Interface dataset entries:
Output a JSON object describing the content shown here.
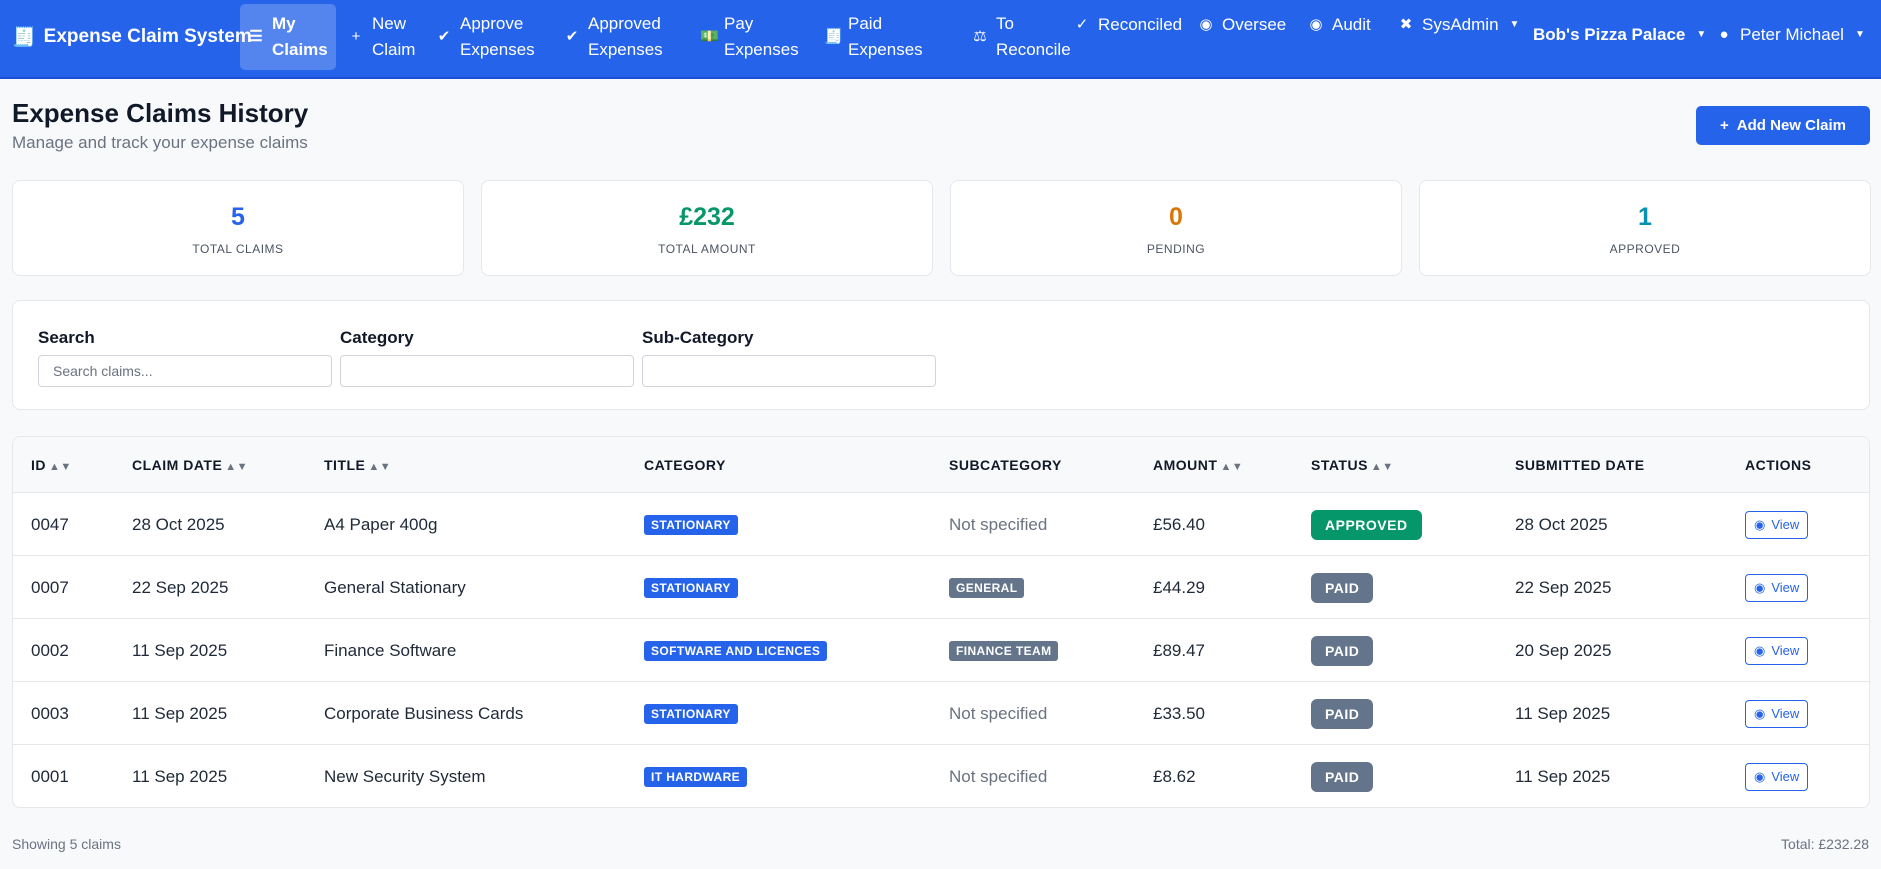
{
  "nav": {
    "brand": "Expense Claim System",
    "items": [
      {
        "icon": "list-icon",
        "glyph": "☰",
        "l1": "My",
        "l2": "Claims",
        "active": true
      },
      {
        "icon": "plus-icon",
        "glyph": "+",
        "l1": "New",
        "l2": "Claim"
      },
      {
        "icon": "check-circle-icon",
        "glyph": "✔",
        "l1": "Approve",
        "l2": "Expenses"
      },
      {
        "icon": "check-circle-icon",
        "glyph": "✔",
        "l1": "Approved",
        "l2": "Expenses"
      },
      {
        "icon": "money-icon",
        "glyph": "💵",
        "l1": "Pay",
        "l2": "Expenses"
      },
      {
        "icon": "invoice-icon",
        "glyph": "🧾",
        "l1": "Paid",
        "l2": "Expenses"
      },
      {
        "icon": "scale-icon",
        "glyph": "⚖",
        "l1": "To",
        "l2": "Reconcile"
      },
      {
        "icon": "double-check-icon",
        "glyph": "✓",
        "l1": "Reconciled"
      },
      {
        "icon": "eye-icon",
        "glyph": "◉",
        "l1": "Oversee"
      },
      {
        "icon": "eye-icon",
        "glyph": "◉",
        "l1": "Audit"
      },
      {
        "icon": "tools-icon",
        "glyph": "✖",
        "l1": "SysAdmin",
        "dropdown": true
      }
    ],
    "company": "Bob's Pizza Palace",
    "user": "Peter Michael"
  },
  "page": {
    "title": "Expense Claims History",
    "subtitle": "Manage and track your expense claims",
    "add_button": "Add New Claim"
  },
  "stats": [
    {
      "value": "5",
      "label": "TOTAL CLAIMS",
      "color": "#2563eb"
    },
    {
      "value": "£232",
      "label": "TOTAL AMOUNT",
      "color": "#059669"
    },
    {
      "value": "0",
      "label": "PENDING",
      "color": "#d97706"
    },
    {
      "value": "1",
      "label": "APPROVED",
      "color": "#0891b2"
    }
  ],
  "filters": {
    "search_label": "Search",
    "search_placeholder": "Search claims...",
    "category_label": "Category",
    "category_value": "",
    "subcategory_label": "Sub-Category",
    "subcategory_value": ""
  },
  "table": {
    "headers": [
      "ID",
      "CLAIM DATE",
      "TITLE",
      "CATEGORY",
      "SUBCATEGORY",
      "AMOUNT",
      "STATUS",
      "SUBMITTED DATE",
      "ACTIONS"
    ],
    "sortable": [
      true,
      true,
      true,
      false,
      false,
      true,
      true,
      false,
      false
    ],
    "view_label": "View",
    "rows": [
      {
        "id": "0047",
        "date": "28 Oct 2025",
        "title": "A4 Paper 400g",
        "category": "STATIONARY",
        "subcategory": "Not specified",
        "amount": "£56.40",
        "status": "APPROVED",
        "submitted": "28 Oct 2025"
      },
      {
        "id": "0007",
        "date": "22 Sep 2025",
        "title": "General Stationary",
        "category": "STATIONARY",
        "subcategory": "GENERAL",
        "amount": "£44.29",
        "status": "PAID",
        "submitted": "22 Sep 2025"
      },
      {
        "id": "0002",
        "date": "11 Sep 2025",
        "title": "Finance Software",
        "category": "SOFTWARE AND LICENCES",
        "subcategory": "FINANCE TEAM",
        "amount": "£89.47",
        "status": "PAID",
        "submitted": "20 Sep 2025"
      },
      {
        "id": "0003",
        "date": "11 Sep 2025",
        "title": "Corporate Business Cards",
        "category": "STATIONARY",
        "subcategory": "Not specified",
        "amount": "£33.50",
        "status": "PAID",
        "submitted": "11 Sep 2025"
      },
      {
        "id": "0001",
        "date": "11 Sep 2025",
        "title": "New Security System",
        "category": "IT HARDWARE",
        "subcategory": "Not specified",
        "amount": "£8.62",
        "status": "PAID",
        "submitted": "11 Sep 2025"
      }
    ]
  },
  "footer": {
    "showing": "Showing 5 claims",
    "total": "Total: £232.28"
  },
  "colors": {
    "primary": "#2563eb",
    "approved": "#059669",
    "paid": "#64748b"
  }
}
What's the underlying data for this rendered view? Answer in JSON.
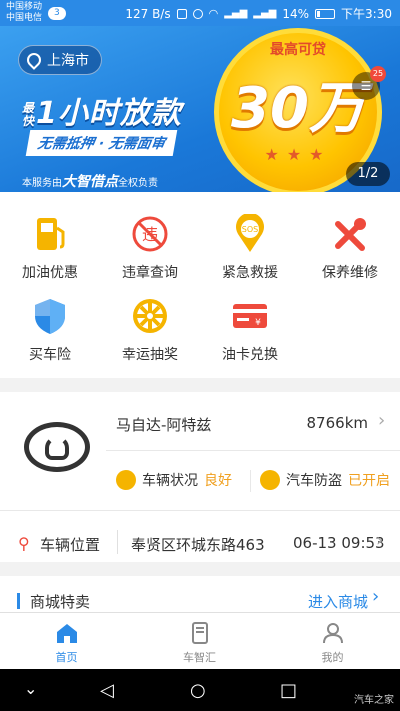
{
  "status_bar": {
    "carrier_1": "中国移动",
    "carrier_2": "中国电信",
    "notification_count": "3",
    "speed": "127 B/s",
    "battery": "14%",
    "time": "下午3:30"
  },
  "banner": {
    "city": "上海市",
    "slogan_prefix": "最快",
    "slogan": "1小时放款",
    "tags": "无需抵押 · 无需面审",
    "service_prefix": "本服务由",
    "service_brand": "大智借点",
    "service_suffix": "全权负责",
    "coin_top": "最高可贷",
    "coin_amount": "30万",
    "message_badge": "25",
    "pager": "1/2"
  },
  "services": [
    {
      "label": "加油优惠",
      "icon": "fuel-pump-icon"
    },
    {
      "label": "违章查询",
      "icon": "violation-icon"
    },
    {
      "label": "紧急救援",
      "icon": "sos-icon"
    },
    {
      "label": "保养维修",
      "icon": "wrench-icon"
    },
    {
      "label": "买车险",
      "icon": "shield-icon"
    },
    {
      "label": "幸运抽奖",
      "icon": "lucky-wheel-icon"
    },
    {
      "label": "油卡兑换",
      "icon": "fuel-card-icon"
    }
  ],
  "car": {
    "name": "马自达-阿特兹",
    "mileage": "8766km",
    "status_label": "车辆状况",
    "status_value": "良好",
    "antitheft_label": "汽车防盗",
    "antitheft_value": "已开启",
    "location_label": "车辆位置",
    "location_address": "奉贤区环城东路463",
    "location_time": "06-13 09:53"
  },
  "mall": {
    "title": "商城特卖",
    "link": "进入商城"
  },
  "tabs": [
    {
      "label": "首页",
      "active": true
    },
    {
      "label": "车智汇",
      "active": false
    },
    {
      "label": "我的",
      "active": false
    }
  ],
  "watermark": "汽车之家",
  "colors": {
    "primary": "#2b8ae6",
    "accent": "#f0a020",
    "red": "#ee4a3c",
    "yellow": "#f5b400"
  }
}
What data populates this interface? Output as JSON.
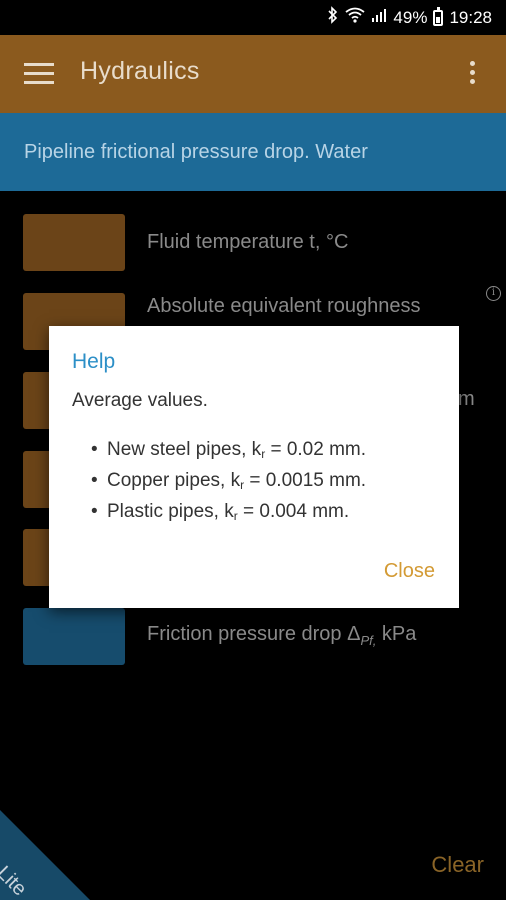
{
  "status_bar": {
    "battery_percent": "49%",
    "time": "19:28"
  },
  "app_bar": {
    "title": "Hydraulics"
  },
  "subtitle": "Pipeline frictional pressure drop. Water",
  "rows": [
    {
      "label": "Fluid temperature t, °C",
      "color": "brown"
    },
    {
      "label": "Absolute equivalent roughness",
      "color": "brown"
    },
    {
      "label": "m",
      "color": "brown"
    },
    {
      "label": "",
      "color": "brown"
    },
    {
      "label": "",
      "color": "brown"
    },
    {
      "label": "Friction pressure drop Δ",
      "sub": "Pf,",
      "unit": " kPa",
      "color": "blue"
    }
  ],
  "footer": {
    "lite_label": "Lite",
    "clear_label": "Clear"
  },
  "dialog": {
    "title": "Help",
    "intro": "Average values.",
    "items": [
      {
        "prefix": "New steel pipes, k",
        "sub": "r",
        "suffix": " = 0.02 mm."
      },
      {
        "prefix": "Copper pipes, k",
        "sub": "r",
        "suffix": " = 0.0015 mm."
      },
      {
        "prefix": "Plastic pipes, k",
        "sub": "r",
        "suffix": " = 0.004 mm."
      }
    ],
    "close_label": "Close"
  },
  "colors": {
    "app_bar": "#8b5a1e",
    "sub_band": "#1d6a97",
    "accent": "#d39a34",
    "dialog_title": "#2c8fc7"
  }
}
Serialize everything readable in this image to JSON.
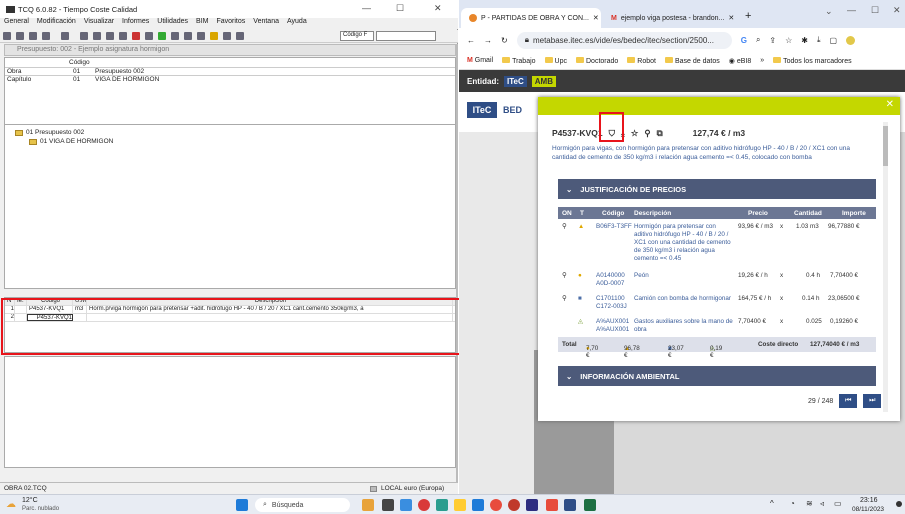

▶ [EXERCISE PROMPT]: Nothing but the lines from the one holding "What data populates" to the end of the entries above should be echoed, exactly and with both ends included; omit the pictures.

▶ [TASK RESULT]:
What data populates this interface? Output as JSON.
{
  "status_bar": {
    "battery_percent": "49%",
    "time": "19:28"
  },
  "app_bar": {
    "title": "Hydraulics"
  },
  "subtitle": "Pipeline frictional pressure drop. Water",
  "rows": [
    {
      "label": "Fluid temperature t, °C",
      "color": "brown"
    },
    {
      "label": "Absolute equivalent roughness",
      "color": "brown"
    },
    {
      "label": "m",
      "color": "brown"
    },
    {
      "label": "",
      "color": "brown"
    },
    {
      "label": "",
      "color": "brown"
    },
    {
      "label": "Friction pressure drop Δ",
      "sub": "Pf,",
      "unit": " kPa",
      "color": "blue"
    }
  ],
  "footer": {
    "lite_label": "Lite",
    "clear_label": "Clear"
  },
  "dialog": {
    "title": "Help",
    "intro": "Average values.",
    "items": [
      {
        "prefix": "New steel pipes, k",
        "sub": "r",
        "suffix": " = 0.02 mm."
      },
      {
        "prefix": "Copper pipes, k",
        "sub": "r",
        "suffix": " = 0.0015 mm."
      },
      {
        "prefix": "Plastic pipes, k",
        "sub": "r",
        "suffix": " = 0.004 mm."
      }
    ],
    "close_label": "Close"
  },
  "colors": {
    "app_bar": "#8b5a1e",
    "sub_band": "#1d6a97",
    "accent": "#d39a34",
    "dialog_title": "#2c8fc7"
  }
}
Serialize everything readable in this image to JSON.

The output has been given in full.